Not having yet read this one, I can’t speak to the art, but if the cover is any indication, it looks like a lush and gorgeous comic.

run: book one book cover

Run: Book One by John Lewis, Andrew Aydin, Nate Powell (Illustrator), and L. Fury (Illustrator)

This companion series to the highly decorated March graphic series follows the months after the passage of the Voting Rights Act of 1965. In so many ways, what’s explored here — police brutality, white supremacy, and the continued acts of suppressing the rights of Black people to vote — parallel today’s world.

Lewis may have passed, but his story and legacy continue to live on and the graphic format really allows for experiencing his work in a powerful way.

travesia book cover

Travesía: A Migrant Girl’s Cross-Border Journey/El Viaje de Una Joven Migrante as told by Michelle Gerster and illustrated by Fiona Dunnett

This one didn’t resonate for me, but I’m including it because the format and presentation are unique and for the right reader, this book will be a huge hit.

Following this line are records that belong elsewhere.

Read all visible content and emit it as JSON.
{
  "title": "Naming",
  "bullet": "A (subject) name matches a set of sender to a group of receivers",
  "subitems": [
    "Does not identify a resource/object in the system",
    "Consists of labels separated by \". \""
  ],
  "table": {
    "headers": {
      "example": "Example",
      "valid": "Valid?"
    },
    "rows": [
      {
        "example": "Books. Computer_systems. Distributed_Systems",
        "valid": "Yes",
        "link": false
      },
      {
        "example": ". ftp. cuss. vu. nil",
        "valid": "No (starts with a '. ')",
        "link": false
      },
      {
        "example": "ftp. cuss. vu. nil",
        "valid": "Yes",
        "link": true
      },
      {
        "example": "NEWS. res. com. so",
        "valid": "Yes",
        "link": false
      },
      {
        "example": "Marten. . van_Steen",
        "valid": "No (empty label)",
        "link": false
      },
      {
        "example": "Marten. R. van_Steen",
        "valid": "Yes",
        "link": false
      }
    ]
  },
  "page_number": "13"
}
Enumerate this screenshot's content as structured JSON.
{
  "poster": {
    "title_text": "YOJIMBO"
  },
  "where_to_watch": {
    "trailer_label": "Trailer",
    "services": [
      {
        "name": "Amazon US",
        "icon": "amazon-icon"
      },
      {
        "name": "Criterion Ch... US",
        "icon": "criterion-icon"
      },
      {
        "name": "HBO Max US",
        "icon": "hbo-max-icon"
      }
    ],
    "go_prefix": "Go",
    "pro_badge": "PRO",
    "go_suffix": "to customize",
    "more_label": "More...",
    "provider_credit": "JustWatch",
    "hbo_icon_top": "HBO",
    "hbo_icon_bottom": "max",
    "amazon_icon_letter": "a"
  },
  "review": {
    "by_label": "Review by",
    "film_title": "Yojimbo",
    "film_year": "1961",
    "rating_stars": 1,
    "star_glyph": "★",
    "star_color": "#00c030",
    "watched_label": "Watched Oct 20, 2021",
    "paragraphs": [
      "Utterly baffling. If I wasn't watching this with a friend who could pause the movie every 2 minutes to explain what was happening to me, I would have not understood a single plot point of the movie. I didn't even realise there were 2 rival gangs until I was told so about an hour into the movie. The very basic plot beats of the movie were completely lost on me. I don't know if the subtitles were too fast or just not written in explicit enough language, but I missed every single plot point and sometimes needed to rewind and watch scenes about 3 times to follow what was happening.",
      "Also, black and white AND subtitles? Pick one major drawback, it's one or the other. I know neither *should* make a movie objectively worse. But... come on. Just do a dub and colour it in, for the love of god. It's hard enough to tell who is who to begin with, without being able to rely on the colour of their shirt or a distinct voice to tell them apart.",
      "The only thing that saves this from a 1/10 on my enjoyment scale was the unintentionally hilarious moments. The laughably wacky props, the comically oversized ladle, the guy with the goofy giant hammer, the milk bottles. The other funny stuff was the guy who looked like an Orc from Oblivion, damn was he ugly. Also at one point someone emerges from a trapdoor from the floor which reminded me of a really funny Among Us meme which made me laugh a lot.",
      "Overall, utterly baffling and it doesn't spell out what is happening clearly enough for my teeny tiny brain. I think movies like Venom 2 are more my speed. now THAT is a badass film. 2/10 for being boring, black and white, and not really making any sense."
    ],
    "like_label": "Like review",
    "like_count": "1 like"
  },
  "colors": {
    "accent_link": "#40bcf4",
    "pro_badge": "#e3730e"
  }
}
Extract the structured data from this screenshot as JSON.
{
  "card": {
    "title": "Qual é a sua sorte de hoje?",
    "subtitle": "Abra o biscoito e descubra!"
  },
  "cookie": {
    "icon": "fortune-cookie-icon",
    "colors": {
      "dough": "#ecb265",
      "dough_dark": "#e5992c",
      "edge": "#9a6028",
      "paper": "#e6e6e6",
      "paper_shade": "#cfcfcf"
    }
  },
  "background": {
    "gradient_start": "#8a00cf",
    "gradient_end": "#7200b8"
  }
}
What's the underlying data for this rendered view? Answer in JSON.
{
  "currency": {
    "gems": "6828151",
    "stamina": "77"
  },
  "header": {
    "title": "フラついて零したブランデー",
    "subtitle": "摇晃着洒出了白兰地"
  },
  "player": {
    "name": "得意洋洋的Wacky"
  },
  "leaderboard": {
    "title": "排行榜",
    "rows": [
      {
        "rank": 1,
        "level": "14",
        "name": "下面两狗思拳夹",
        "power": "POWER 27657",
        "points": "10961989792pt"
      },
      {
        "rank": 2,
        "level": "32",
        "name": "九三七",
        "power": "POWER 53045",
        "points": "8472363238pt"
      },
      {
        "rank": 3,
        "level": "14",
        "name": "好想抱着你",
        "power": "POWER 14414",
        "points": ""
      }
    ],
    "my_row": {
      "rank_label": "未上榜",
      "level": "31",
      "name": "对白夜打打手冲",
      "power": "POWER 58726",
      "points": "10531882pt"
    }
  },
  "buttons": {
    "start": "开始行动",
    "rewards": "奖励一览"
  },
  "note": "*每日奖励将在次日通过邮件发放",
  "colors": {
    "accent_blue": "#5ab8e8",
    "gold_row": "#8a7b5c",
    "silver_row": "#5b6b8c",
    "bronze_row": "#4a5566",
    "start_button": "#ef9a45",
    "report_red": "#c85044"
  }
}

Gricelda is 15-years-old and along with her mother and younger brother, attempt to cross the Mexican border into the US for a new and better life. What’s already a tough journey becomes even more treacherous when they’re smuggled by el Guero, who promises them safety. But he may not live up to his promises.

This is intimate and raw, and in a lot of ways, reads textually and visually more like a picture book than a comic. It’s in dual English and Spanish, as well. The book would make a good introduction to the realities that migrants live, and it could be nicely paired with either the adult or young reader edition of Reyna Grande’s The Distance Between Us.

I hope you added some great nonfiction comics to your TBR, and prepare to add even more excellent YA nonfiction to your wish list through the rest of the month.

We’ll see you again on Thursday for all of your YA book news and new book releases.

— Kelly Jensen, @heykellyjensen on Instagram.